According to the court document, one of the Longs' minor children reported some sort of unspecified physical and emotional mistreatment by Mr. Long [UPDATE: out of concern for the privacy of the Long children, I've decided to take down the link to a different court document detailing the alleged abuse. It is a matter of public record though so here's the gist of it. There was conflict between Mr. Long and an adolescent daughter over her disobedience of his strict rules. The daughter ran away from the family home & claimed that her father's corporal punishment was abusive and that he did not protect her from a family friend whom she alleges was sexually abusing her and her sisters. An older daughter not living with the family made similar allegations. The parents and the other children deny these allegations and basically characterize the two girls as disgruntled with their strict upbringing. The child welfare authorities sent the teen to live with her sister, where she is enrolled in a traditional government-run school. They found no evidence that the youngest two children were subject to abuse so they left them in the home. A follow-up visit 6 months later confirmed they were doing okay.]

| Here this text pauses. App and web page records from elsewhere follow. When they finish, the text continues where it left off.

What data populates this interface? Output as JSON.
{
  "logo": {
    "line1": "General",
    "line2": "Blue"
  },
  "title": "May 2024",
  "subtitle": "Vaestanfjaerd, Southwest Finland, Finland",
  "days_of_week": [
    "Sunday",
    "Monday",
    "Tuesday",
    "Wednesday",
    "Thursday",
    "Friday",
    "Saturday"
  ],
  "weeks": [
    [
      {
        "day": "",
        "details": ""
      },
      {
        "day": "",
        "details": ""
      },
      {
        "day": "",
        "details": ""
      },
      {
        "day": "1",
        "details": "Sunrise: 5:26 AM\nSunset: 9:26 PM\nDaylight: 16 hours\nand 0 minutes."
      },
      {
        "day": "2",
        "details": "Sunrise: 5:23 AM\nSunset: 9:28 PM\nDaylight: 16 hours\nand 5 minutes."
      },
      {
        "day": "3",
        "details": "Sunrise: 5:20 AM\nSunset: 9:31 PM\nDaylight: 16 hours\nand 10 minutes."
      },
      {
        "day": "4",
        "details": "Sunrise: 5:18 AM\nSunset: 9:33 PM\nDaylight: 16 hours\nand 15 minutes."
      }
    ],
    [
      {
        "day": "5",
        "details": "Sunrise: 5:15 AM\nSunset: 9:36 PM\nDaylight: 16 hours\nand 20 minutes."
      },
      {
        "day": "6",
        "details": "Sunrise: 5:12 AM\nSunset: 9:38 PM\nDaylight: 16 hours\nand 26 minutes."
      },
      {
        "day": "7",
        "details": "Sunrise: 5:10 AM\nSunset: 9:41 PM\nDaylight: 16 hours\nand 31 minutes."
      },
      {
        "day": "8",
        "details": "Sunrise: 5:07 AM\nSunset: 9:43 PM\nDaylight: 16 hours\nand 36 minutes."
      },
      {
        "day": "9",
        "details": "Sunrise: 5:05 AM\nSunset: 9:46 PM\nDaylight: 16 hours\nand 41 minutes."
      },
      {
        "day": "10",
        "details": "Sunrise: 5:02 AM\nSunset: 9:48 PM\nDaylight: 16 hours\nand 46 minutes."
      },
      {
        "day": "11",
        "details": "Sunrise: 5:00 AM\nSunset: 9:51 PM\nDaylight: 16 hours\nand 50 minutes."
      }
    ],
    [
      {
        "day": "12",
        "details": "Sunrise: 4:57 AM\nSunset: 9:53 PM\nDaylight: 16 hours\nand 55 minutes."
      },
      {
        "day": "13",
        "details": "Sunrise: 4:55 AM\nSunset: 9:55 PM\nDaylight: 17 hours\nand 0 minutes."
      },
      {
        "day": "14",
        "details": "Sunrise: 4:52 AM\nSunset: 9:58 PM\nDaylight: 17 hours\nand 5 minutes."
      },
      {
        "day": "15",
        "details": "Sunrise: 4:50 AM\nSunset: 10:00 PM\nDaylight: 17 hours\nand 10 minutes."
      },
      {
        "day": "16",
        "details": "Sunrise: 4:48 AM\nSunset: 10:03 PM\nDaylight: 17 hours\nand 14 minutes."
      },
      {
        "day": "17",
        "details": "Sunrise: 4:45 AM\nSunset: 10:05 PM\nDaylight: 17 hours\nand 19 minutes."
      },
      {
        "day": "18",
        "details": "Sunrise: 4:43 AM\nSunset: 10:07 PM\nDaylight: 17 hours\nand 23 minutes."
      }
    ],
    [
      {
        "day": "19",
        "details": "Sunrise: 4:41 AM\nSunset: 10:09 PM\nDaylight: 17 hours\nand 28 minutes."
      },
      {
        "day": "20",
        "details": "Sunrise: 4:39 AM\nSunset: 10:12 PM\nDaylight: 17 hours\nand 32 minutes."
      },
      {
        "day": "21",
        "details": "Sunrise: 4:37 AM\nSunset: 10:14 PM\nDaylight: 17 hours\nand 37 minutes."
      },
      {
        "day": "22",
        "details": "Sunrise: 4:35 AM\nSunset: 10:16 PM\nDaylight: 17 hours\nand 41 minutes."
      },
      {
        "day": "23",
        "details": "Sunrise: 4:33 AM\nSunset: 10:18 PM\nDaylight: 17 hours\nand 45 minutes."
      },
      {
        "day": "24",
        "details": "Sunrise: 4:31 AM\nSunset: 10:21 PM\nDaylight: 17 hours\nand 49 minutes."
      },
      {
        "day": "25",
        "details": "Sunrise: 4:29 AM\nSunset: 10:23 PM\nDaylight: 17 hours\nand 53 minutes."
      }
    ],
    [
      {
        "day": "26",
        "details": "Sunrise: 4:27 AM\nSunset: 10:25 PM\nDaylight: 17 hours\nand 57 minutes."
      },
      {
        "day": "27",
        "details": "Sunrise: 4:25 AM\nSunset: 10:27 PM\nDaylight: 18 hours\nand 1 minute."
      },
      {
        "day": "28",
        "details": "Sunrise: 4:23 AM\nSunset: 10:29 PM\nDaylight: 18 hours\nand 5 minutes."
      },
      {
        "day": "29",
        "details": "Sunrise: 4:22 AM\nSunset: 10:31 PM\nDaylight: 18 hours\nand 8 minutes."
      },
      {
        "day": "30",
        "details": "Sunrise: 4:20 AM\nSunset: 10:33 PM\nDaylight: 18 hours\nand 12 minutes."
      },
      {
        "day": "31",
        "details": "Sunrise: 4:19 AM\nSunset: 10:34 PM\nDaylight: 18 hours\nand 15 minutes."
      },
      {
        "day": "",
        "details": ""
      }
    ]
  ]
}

The L.A. County Department of Children and Family Services investigated and discovered that all 8 children in the family are or had been homeschooled. The children in question are currently enrolled in the accredited independent study program of the Sunland Christian School. The Longs have stated that they homeschool because of their “sincerely held religious beliefs...based on Biblical teachings and principles” and that they do not believe in the policies of the public school system.
A court attorney was appointed to "represent the interests" of the youngest 2 Long children [whom even the teen making the allegations of her own mistreatment has said were not abused and whom the social workers at the follow-up visit agreed were okay]. This attorney asked the juvenile court to order that the children be enrolled in a traditional public or private school. The reasons given were:
(1) [The children] could interact with people outside the family.
(2) There are people who could provide help if something is amiss in the children’s lives.
(3) [The children] could develop emotionally in a broader world than the parents’ “cloistered” setting.
[UPDATE: The child welfare authorities were *ALREADY* keeping tabs on the Long family. If, at any point, they become concerned about the safety of these children, they can choose to remove them from the home the way they did the teen. Additionally, enrolling the children in a traditional school is no guarantee of protection from a legitimately abusive situation, should that turn out to be the case.] The juvenile court declined to issue the order because the Longs have a constitutional right to homeschool. The court-appointed attorney for the children then appealed to the Second Appellate District of California.
Judges H. Walter Croskey, Joan Klein, and Patti Kitching of the Second Appellate Court then made an extraordinary ruling. They held that the California Educational Code Section 48222 that exempts private school students from compulsory attendance at government-run schools only applies to those enrolled in traditional private schools. This goes against two previous home school cases handled by HSLDA, that upheld the right of homeschools to operate as private schools: People v. Darrah, No. 853104 (Santa Maria Mun. Ct. Mar. 10, 1986); People v. Black, No. 853105 (Santa Maria Mun. Ct. Mar. 10, 1986).
Under the requirements of the CA Ed. Code, private school teachers are not required to hold a CA state teaching credential or have any specific qualifications aside from being "capable of teaching". The only time a state teaching credential is required is if the parent chooses to act as a "certified private tutor" under Section 48224. Yet the Second Appellate Court judges held Mrs. Long unfit to teach her children at home because she lacks a state credential:
"the fact remains that the children are taught at home by a non-credentialed person. Moreover, the very language of section 48222 is an implicit rejection of the parents’ position that having someone from Sunland Christian School monitor mother’s instruction of the children is sufficient. Section 48222 provides an exemption from compulsory public school education for '[c]hildren who are being instructed in a private full-time day school.' (emphasis added)."
The Long children ARE being educated IN a "private full-time day school". That school just happens to be located at the Long home!
What is the truly scary part of the Second Appellate Court ruling for religious homeschoolers is the rejection of the Longs' right to homeschool based on their religious beliefs. The judges rejected the Longs' claim that that requiring their children to attend government-run schools violates their First Amendment right to freedom of worship. The reason given was that those religious beliefs are "philosophical and personal" rather than specifically mandated by an organized church community based on traditions that are centuries old (such as the Old Order Amish). The judges wrote that:
"[The Longs'] statements are conclusional, not factually specific. Moreover, such sparse representations are too easily asserted by any parent who wishes to home school his or her child."
So the State gets to decide whether a family is homeschooling for religious reasons NOT the family itself. If the State decides the reasons are actually "philosophical" rather than "religious" (talk about vague!) then the parents have no right to educate their own children.
Please join me in praying that the State Supreme Court will overturn this horrendous ruling!